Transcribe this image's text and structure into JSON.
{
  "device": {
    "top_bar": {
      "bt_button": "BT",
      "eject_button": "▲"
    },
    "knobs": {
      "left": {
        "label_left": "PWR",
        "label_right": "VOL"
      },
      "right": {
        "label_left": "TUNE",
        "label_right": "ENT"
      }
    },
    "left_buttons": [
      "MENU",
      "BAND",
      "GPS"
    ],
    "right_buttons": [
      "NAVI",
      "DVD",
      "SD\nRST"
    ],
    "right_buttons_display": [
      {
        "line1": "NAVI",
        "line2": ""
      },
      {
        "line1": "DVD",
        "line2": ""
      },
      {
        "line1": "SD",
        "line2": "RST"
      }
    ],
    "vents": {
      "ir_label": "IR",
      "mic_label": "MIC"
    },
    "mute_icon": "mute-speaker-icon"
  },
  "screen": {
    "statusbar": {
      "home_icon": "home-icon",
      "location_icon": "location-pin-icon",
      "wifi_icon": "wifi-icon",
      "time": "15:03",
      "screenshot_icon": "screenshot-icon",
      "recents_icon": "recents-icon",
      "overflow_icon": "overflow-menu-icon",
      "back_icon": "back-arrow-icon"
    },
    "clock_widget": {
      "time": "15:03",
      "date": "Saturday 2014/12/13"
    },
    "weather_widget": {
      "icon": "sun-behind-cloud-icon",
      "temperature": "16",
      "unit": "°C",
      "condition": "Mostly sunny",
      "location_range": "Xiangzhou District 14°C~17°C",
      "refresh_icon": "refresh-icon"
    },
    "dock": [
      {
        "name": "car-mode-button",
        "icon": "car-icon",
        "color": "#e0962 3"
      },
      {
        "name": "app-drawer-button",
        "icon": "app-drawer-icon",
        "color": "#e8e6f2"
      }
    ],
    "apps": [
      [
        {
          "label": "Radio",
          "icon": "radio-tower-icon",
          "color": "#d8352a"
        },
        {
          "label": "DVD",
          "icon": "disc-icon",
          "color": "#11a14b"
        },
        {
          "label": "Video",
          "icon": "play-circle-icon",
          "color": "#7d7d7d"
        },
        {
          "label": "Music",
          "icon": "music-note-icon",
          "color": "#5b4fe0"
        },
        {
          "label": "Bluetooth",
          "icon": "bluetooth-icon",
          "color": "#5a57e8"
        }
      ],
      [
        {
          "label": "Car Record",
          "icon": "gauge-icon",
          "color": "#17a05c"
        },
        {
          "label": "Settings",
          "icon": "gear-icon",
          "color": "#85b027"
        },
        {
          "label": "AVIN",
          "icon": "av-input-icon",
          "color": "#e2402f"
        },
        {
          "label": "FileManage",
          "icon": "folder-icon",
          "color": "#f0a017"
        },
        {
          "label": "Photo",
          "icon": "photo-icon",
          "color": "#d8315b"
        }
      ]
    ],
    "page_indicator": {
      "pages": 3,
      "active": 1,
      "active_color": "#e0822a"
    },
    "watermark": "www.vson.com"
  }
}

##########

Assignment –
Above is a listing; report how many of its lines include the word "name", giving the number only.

Answer box –
2